(Website and app data records)
-=-=-
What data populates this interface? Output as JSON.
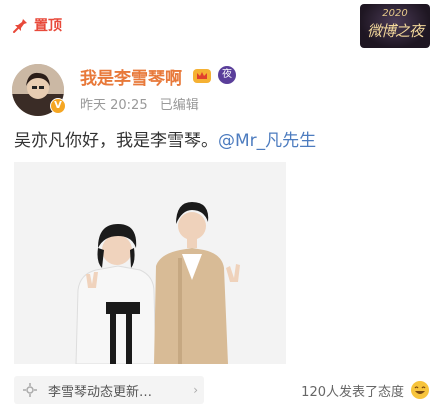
{
  "pin": {
    "label": "置顶",
    "icon": "pin-icon",
    "color": "#e8493a"
  },
  "event_badge": {
    "year": "2020",
    "name": "微博之夜"
  },
  "post": {
    "username": "我是李雪琴啊",
    "username_color": "#e8793a",
    "vip_icon": "crown-vip-icon",
    "level_badge": "夜",
    "verify_icon": "verified-icon",
    "time": "昨天 20:25",
    "edited": "已编辑",
    "text": "吴亦凡你好，我是李雪琴。",
    "mention": "@Mr_凡先生",
    "mention_color": "#4d7cbf"
  },
  "topic": {
    "label": "李雪琴动态更新…",
    "icon": "topic-icon",
    "arrow": "›"
  },
  "reaction": {
    "label": "120人发表了态度",
    "icon": "smile-emoji-icon"
  }
}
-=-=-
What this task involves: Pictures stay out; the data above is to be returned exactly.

Written solution:
What data populates this interface? Output as JSON.
{
  "pin": {
    "label": "置顶",
    "icon": "pin-icon",
    "color": "#e8493a"
  },
  "event_badge": {
    "year": "2020",
    "name": "微博之夜"
  },
  "post": {
    "username": "我是李雪琴啊",
    "username_color": "#e8793a",
    "vip_icon": "crown-vip-icon",
    "level_badge": "夜",
    "verify_icon": "verified-icon",
    "time": "昨天 20:25",
    "edited": "已编辑",
    "text": "吴亦凡你好，我是李雪琴。",
    "mention": "@Mr_凡先生",
    "mention_color": "#4d7cbf"
  },
  "topic": {
    "label": "李雪琴动态更新…",
    "icon": "topic-icon",
    "arrow": "›"
  },
  "reaction": {
    "label": "120人发表了态度",
    "icon": "smile-emoji-icon"
  }
}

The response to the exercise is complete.